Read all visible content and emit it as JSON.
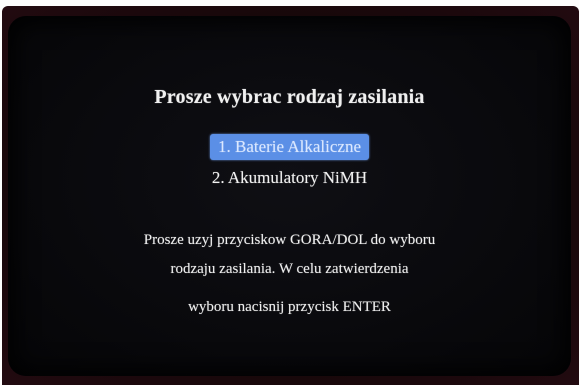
{
  "screen": {
    "title": "Prosze wybrac rodzaj zasilania",
    "options": [
      {
        "label": "1. Baterie Alkaliczne",
        "selected": true
      },
      {
        "label": "2. Akumulatory NiMH",
        "selected": false
      }
    ],
    "instructions": {
      "line1": "Prosze uzyj przyciskow GORA/DOL do wyboru",
      "line2": "rodzaju zasilania. W celu zatwierdzenia",
      "line3": "wyboru nacisnij przycisk ENTER"
    }
  },
  "colors": {
    "highlight": "#5b8fe6",
    "screen_bg": "#08080b",
    "text": "#f2f2f2"
  }
}
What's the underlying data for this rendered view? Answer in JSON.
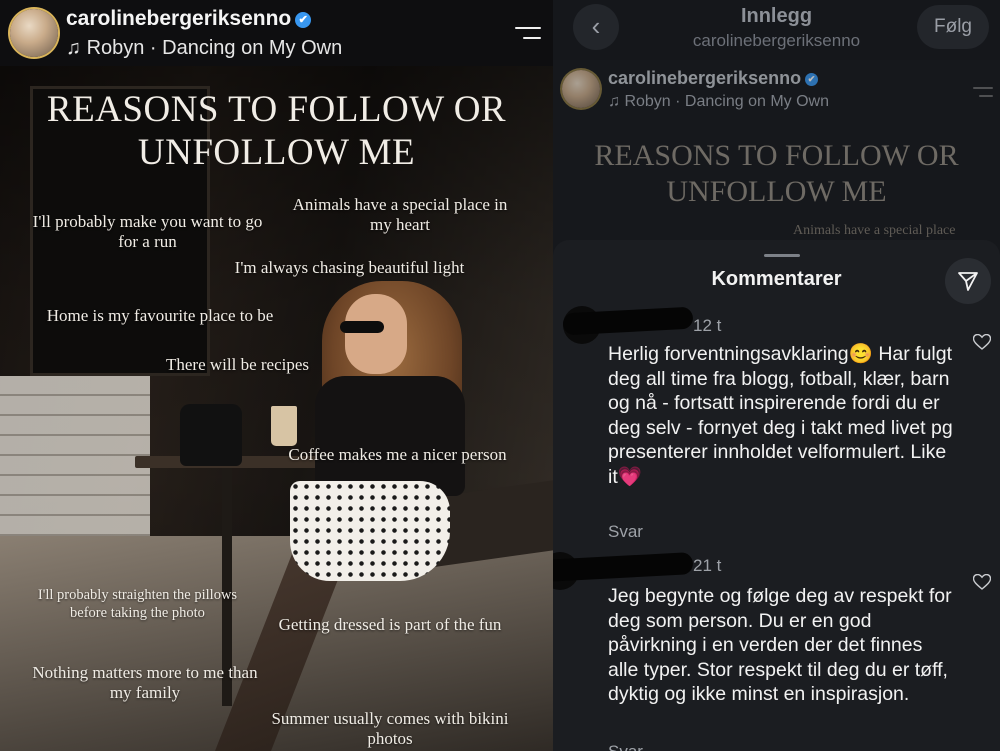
{
  "post": {
    "username": "carolinebergeriksenno",
    "verified_mark": "✔",
    "music_note": "♫",
    "music_text": "Robyn · Dancing on My Own",
    "title_line1": "REASONS TO FOLLOW OR",
    "title_line2": "UNFOLLOW ME",
    "phrases": [
      "I'll probably make you want to go for a run",
      "Animals have a special place in my heart",
      "I'm always chasing beautiful light",
      "Home is my favourite place to be",
      "There will be recipes",
      "Coffee makes me a nicer person",
      "I'll probably straighten the pillows before taking the photo",
      "Getting dressed is part of the fun",
      "Nothing matters more to me than my family",
      "Summer usually comes with bikini photos"
    ]
  },
  "header": {
    "back_icon": "chevron-left-icon",
    "back_glyph": "‹",
    "title": "Innlegg",
    "subtitle": "carolinebergeriksenno",
    "follow_label": "Følg"
  },
  "preview": {
    "phrase": "Animals have a special place"
  },
  "comments_sheet": {
    "title": "Kommentarer",
    "share_icon": "send-icon",
    "comments": [
      {
        "time": "12 t",
        "text": "Herlig forventningsavklaring😊 Har fulgt deg all time fra blogg, fotball, klær, barn og nå - fortsatt inspirerende fordi du er deg selv - fornyet deg i takt med livet pg presenterer innholdet velformulert. Like it💗",
        "reply_label": "Svar"
      },
      {
        "time": "21 t",
        "text": "Jeg begynte og følge deg av respekt for deg som person. Du er en god påvirkning i en verden der det finnes alle  typer. Stor respekt til deg du er tøff, dyktig og ikke minst en inspirasjon.",
        "reply_label": "Svar"
      }
    ]
  },
  "colors": {
    "verified": "#3897f0",
    "sheet_bg": "#1b1d21",
    "story_ring": "#d9b45a"
  }
}
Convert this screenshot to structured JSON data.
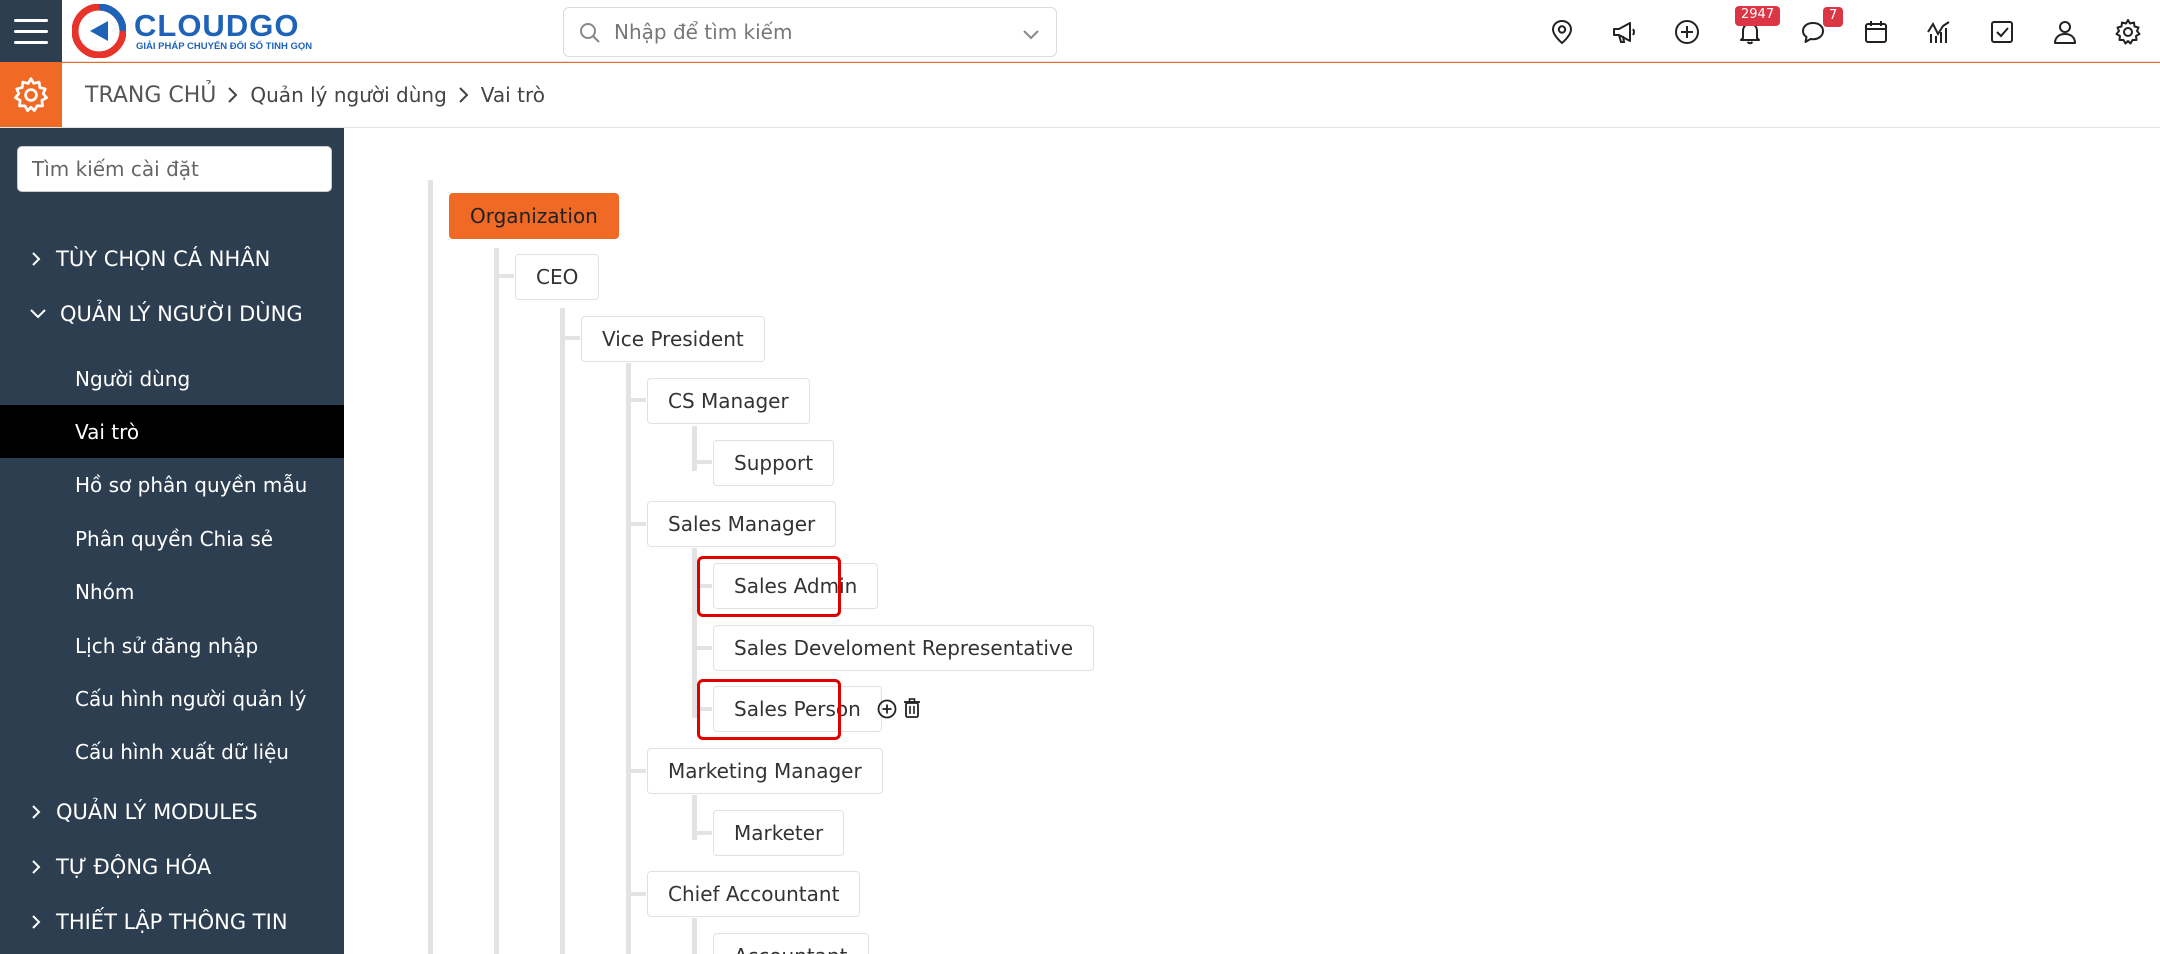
{
  "header": {
    "brand_name": "CLOUDGO",
    "brand_tagline": "GIẢI PHÁP CHUYỂN ĐỔI SỐ TINH GỌN",
    "search_placeholder": "Nhập để tìm kiếm",
    "notifications_count": "2947",
    "messages_count": "7",
    "icons": [
      "map-pin-icon",
      "megaphone-icon",
      "plus-circle-icon",
      "bell-icon",
      "chat-icon",
      "calendar-icon",
      "chart-icon",
      "checkbox-icon",
      "user-icon",
      "gear-icon"
    ]
  },
  "breadcrumb": {
    "home": "TRANG CHỦ",
    "level1": "Quản lý người dùng",
    "level2": "Vai trò"
  },
  "sidebar": {
    "search_placeholder": "Tìm kiếm cài đặt",
    "sections": [
      {
        "label": "TÙY CHỌN CÁ NHÂN",
        "expanded": false
      },
      {
        "label": "QUẢN LÝ NGƯỜI DÙNG",
        "expanded": true
      },
      {
        "label": "QUẢN LÝ MODULES",
        "expanded": false
      },
      {
        "label": "TỰ ĐỘNG HÓA",
        "expanded": false
      },
      {
        "label": "THIẾT LẬP THÔNG TIN",
        "expanded": false
      }
    ],
    "user_mgmt_items": [
      {
        "label": "Người dùng"
      },
      {
        "label": "Vai trò",
        "active": true
      },
      {
        "label": "Hồ sơ phân quyền mẫu"
      },
      {
        "label": "Phân quyền Chia sẻ"
      },
      {
        "label": "Nhóm"
      },
      {
        "label": "Lịch sử đăng nhập"
      },
      {
        "label": "Cấu hình người quản lý"
      },
      {
        "label": "Cấu hình xuất dữ liệu"
      }
    ]
  },
  "tree": {
    "root": "Organization",
    "ceo": "CEO",
    "vp": "Vice President",
    "cs_manager": "CS Manager",
    "support": "Support",
    "sales_manager": "Sales Manager",
    "sales_admin": "Sales Admin",
    "sales_dev_rep": "Sales Develoment Representative",
    "sales_person": "Sales Person",
    "marketing_manager": "Marketing Manager",
    "marketer": "Marketer",
    "chief_accountant": "Chief Accountant",
    "accountant": "Accountant"
  },
  "colors": {
    "sidebar_bg": "#2c3e50",
    "accent": "#f06a25",
    "active_item": "#000000",
    "badge": "#dc3545",
    "highlight": "#e00000",
    "brand": "#1e63b8"
  }
}
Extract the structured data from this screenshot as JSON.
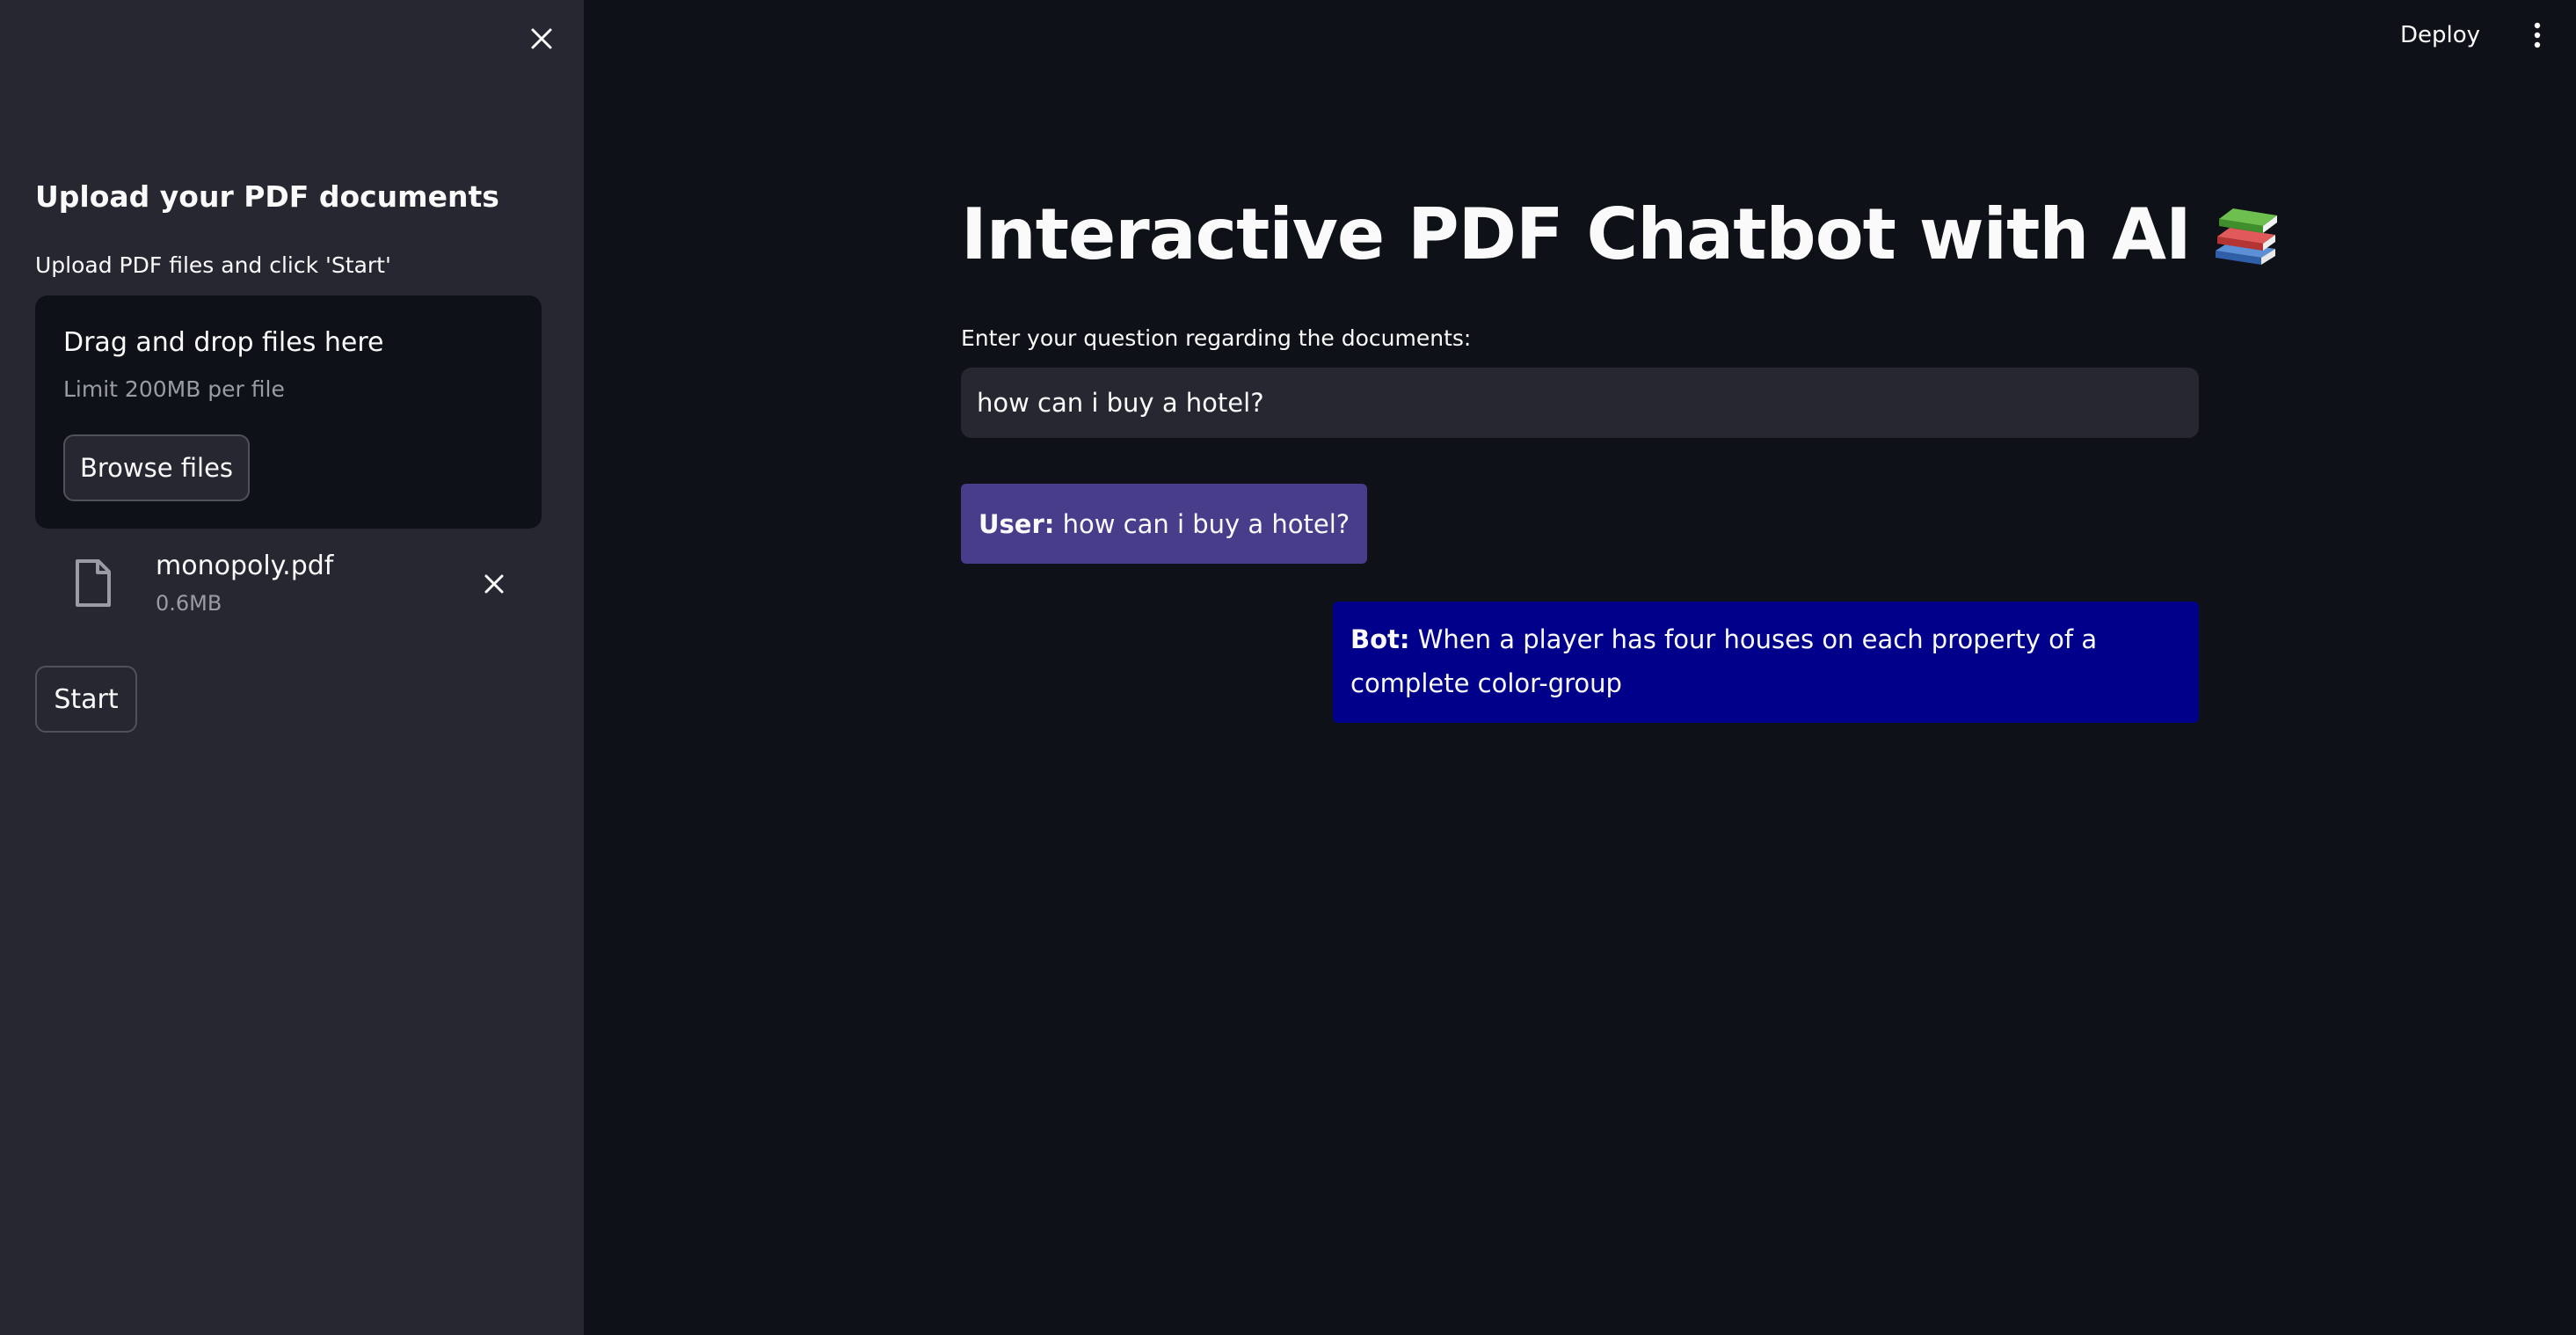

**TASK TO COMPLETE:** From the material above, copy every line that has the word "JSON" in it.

**ANSWER BOX:**
Read all visible content and emit it as JSON.
What's the underlying data for this rendered view? Answer in JSON.
Convert this screenshot to structured JSON data.
Extract the structured data from this screenshot as JSON.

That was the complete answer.